## Records provided
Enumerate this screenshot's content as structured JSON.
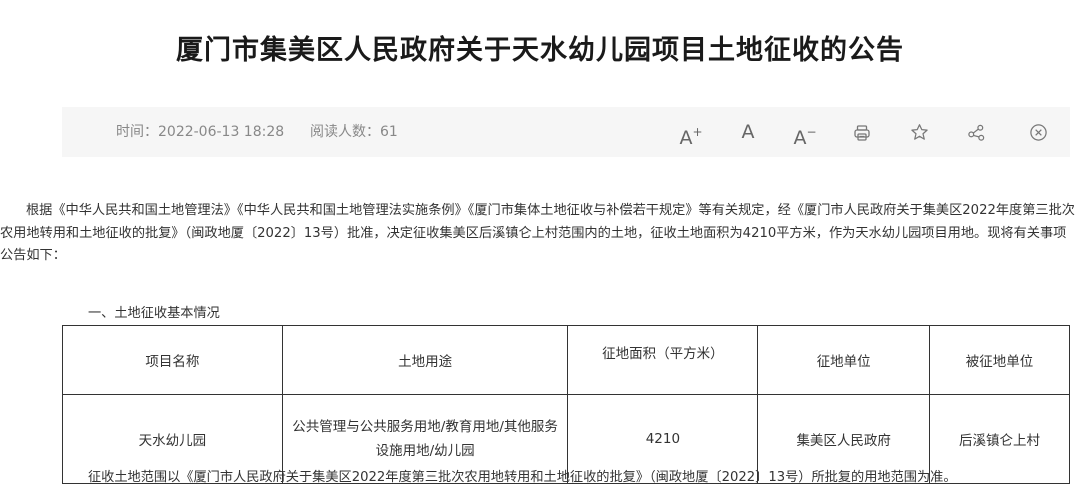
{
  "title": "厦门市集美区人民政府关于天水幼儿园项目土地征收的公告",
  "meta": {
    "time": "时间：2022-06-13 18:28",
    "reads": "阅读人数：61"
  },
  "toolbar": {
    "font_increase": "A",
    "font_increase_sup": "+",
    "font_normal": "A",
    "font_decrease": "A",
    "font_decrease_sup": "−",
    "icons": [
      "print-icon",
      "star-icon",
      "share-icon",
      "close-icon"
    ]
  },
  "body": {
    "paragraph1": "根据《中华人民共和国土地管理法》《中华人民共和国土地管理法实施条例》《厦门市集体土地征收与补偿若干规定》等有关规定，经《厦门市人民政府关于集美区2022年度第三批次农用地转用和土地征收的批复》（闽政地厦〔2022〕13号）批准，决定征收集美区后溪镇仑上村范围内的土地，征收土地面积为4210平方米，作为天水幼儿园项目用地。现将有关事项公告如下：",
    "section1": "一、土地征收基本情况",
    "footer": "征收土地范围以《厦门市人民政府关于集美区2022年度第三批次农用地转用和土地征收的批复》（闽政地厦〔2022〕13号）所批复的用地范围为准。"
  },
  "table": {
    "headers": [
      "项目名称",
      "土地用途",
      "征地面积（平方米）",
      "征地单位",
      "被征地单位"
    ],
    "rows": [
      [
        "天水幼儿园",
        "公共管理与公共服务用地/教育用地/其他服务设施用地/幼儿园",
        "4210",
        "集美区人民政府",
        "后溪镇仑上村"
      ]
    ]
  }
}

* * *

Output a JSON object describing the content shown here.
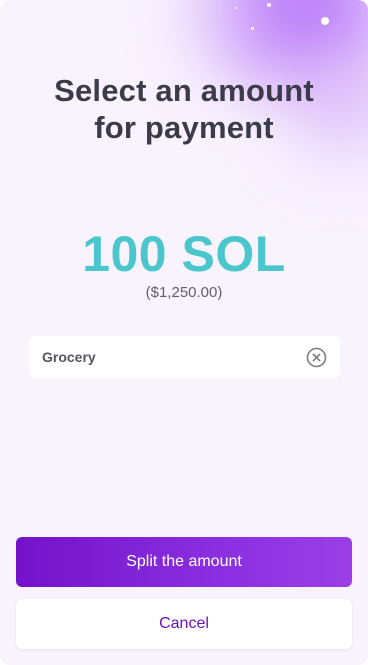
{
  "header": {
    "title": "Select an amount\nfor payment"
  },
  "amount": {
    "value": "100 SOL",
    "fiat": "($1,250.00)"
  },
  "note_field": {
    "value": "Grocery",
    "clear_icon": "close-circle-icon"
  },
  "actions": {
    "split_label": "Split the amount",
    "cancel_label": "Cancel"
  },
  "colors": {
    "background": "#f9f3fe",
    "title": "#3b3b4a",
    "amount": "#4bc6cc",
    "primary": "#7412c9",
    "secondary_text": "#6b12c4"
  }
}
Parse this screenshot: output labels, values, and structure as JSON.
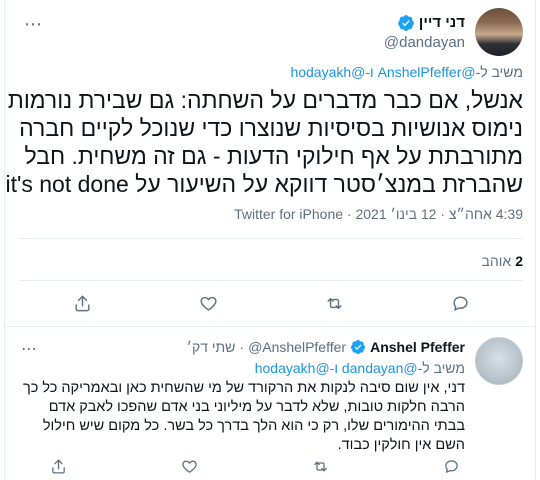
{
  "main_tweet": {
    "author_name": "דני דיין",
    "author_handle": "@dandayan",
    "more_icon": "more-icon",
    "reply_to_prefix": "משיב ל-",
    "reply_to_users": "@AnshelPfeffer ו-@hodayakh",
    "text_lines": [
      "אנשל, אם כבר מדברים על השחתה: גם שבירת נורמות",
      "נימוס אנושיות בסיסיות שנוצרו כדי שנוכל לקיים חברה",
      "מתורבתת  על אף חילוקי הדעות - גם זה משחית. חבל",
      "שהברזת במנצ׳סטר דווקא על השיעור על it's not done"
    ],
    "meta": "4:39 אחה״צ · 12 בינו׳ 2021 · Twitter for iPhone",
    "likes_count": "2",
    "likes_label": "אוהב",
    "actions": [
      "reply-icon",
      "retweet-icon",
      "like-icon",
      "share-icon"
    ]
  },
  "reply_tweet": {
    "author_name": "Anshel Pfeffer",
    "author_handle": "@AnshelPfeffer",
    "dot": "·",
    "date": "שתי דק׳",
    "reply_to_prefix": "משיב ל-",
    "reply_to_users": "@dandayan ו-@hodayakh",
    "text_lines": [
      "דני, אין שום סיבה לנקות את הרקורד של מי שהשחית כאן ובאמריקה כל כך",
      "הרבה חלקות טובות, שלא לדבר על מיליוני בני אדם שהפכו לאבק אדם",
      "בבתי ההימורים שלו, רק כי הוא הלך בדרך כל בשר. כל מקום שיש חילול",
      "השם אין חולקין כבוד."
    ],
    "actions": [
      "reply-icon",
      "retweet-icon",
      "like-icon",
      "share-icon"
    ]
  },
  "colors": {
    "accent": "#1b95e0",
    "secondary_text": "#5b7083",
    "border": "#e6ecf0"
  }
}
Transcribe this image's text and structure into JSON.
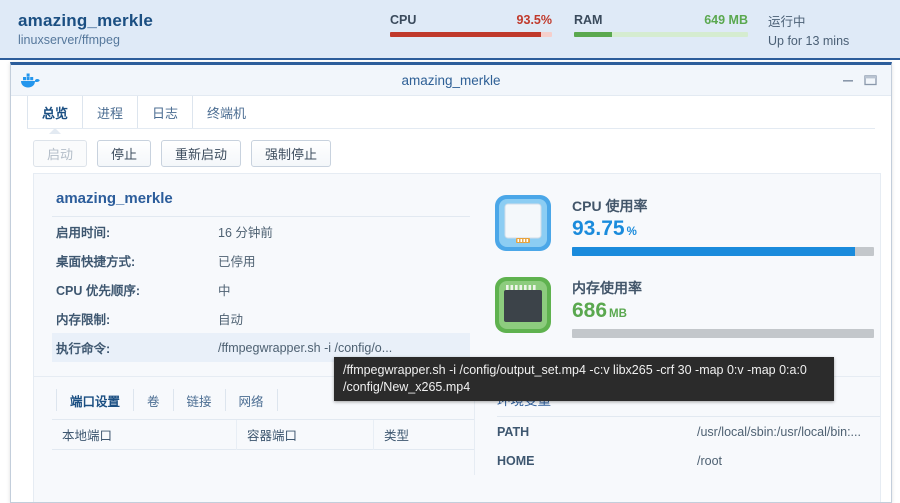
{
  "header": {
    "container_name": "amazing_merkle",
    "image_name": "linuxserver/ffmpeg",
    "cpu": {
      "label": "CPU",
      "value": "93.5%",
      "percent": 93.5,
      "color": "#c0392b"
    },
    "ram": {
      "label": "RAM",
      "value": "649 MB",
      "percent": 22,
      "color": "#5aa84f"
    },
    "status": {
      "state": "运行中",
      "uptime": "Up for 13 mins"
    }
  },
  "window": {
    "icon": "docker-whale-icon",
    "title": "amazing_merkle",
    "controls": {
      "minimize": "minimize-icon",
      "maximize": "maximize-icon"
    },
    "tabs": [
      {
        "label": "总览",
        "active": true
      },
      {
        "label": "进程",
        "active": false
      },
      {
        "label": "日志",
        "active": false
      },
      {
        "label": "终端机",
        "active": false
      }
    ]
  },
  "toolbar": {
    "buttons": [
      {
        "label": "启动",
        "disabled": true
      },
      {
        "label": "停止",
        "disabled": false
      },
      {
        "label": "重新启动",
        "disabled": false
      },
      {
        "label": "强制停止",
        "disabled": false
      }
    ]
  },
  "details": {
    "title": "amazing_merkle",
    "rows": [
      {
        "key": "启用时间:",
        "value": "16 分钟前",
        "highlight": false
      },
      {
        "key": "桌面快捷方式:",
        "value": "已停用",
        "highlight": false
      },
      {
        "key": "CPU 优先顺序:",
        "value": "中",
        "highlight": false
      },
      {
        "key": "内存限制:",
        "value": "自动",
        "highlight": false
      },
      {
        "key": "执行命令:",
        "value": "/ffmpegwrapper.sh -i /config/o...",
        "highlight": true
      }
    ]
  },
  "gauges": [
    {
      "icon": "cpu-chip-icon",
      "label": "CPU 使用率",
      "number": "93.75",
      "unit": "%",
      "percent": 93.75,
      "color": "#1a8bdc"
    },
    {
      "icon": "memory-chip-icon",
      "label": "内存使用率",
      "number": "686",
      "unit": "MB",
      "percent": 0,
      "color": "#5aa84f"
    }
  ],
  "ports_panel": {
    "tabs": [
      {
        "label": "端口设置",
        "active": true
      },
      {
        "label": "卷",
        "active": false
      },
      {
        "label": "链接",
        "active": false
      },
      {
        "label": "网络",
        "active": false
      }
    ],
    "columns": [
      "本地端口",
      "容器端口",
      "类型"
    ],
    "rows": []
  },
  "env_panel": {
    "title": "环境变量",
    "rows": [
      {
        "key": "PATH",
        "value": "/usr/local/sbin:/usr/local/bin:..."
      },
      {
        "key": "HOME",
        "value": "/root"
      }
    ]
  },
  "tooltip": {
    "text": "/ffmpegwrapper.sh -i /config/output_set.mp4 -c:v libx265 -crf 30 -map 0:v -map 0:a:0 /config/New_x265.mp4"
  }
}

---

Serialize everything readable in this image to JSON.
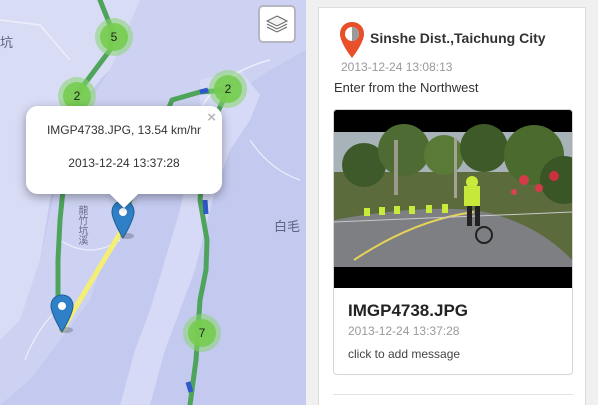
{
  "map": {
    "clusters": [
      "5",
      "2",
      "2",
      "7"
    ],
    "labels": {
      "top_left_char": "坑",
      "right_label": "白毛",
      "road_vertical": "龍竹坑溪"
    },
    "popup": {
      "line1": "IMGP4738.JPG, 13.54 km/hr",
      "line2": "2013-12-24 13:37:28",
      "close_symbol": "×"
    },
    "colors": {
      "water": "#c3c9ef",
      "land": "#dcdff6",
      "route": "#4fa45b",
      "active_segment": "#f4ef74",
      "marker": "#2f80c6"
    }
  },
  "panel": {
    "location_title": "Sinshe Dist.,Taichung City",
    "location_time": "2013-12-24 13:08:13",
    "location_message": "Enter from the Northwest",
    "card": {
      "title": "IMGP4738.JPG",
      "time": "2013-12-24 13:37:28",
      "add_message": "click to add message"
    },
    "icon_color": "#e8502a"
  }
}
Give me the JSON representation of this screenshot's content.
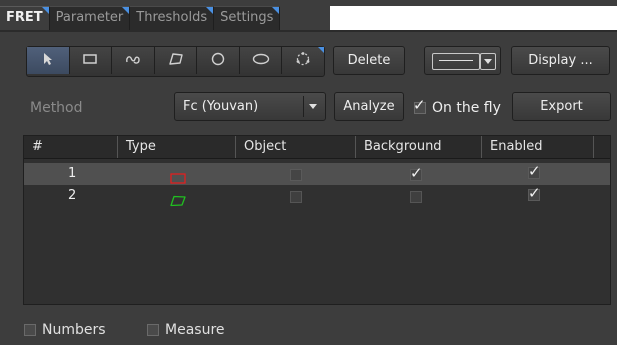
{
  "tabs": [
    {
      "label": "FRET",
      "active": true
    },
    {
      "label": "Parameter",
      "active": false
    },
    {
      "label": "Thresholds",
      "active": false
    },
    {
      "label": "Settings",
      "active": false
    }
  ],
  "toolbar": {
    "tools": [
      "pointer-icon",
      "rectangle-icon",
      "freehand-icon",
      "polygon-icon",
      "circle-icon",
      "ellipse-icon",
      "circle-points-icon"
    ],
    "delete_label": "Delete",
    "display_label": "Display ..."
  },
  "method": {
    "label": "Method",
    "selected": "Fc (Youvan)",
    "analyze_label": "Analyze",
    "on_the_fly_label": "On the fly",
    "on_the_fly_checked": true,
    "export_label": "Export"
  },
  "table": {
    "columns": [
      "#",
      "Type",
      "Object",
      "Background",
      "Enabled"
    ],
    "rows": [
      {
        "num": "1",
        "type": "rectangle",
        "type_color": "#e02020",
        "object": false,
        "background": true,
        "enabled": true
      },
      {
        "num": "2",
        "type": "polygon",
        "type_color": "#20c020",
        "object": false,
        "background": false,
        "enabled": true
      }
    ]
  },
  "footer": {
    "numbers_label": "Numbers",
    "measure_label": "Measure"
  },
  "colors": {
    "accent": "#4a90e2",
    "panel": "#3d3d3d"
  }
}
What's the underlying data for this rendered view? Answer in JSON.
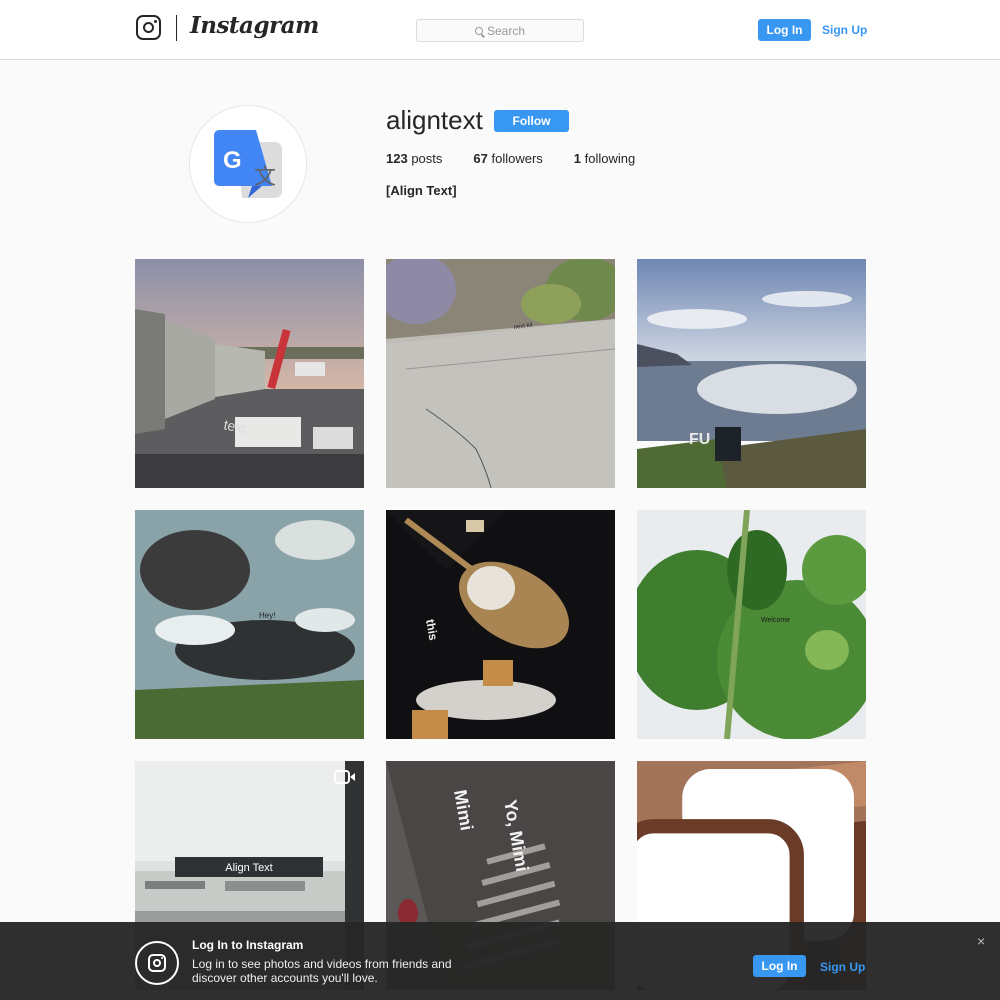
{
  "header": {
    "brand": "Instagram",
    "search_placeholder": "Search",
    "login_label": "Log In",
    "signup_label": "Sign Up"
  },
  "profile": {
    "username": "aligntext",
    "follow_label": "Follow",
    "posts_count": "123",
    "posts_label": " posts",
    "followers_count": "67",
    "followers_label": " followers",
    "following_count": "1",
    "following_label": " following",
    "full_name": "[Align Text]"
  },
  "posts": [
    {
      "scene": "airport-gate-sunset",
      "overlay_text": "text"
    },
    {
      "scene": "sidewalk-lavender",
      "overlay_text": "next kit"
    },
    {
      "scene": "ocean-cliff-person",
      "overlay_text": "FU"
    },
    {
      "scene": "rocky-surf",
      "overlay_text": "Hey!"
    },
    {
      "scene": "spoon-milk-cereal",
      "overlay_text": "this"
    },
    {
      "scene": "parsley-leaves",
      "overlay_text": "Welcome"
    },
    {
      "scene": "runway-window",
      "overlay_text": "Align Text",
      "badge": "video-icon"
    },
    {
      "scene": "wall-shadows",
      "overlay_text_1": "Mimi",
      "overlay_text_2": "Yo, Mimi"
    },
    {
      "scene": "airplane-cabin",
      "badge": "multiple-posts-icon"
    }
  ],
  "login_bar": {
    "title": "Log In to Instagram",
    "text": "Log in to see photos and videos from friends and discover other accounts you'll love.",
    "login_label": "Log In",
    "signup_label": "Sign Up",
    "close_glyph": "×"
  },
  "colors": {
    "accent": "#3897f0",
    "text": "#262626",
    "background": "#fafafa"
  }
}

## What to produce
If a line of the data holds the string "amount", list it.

## Output below
    "title": "Select an amount\nfor payment"
  "amount": {
    "split_label": "Split the amount",
    "amount": "#4bc6cc",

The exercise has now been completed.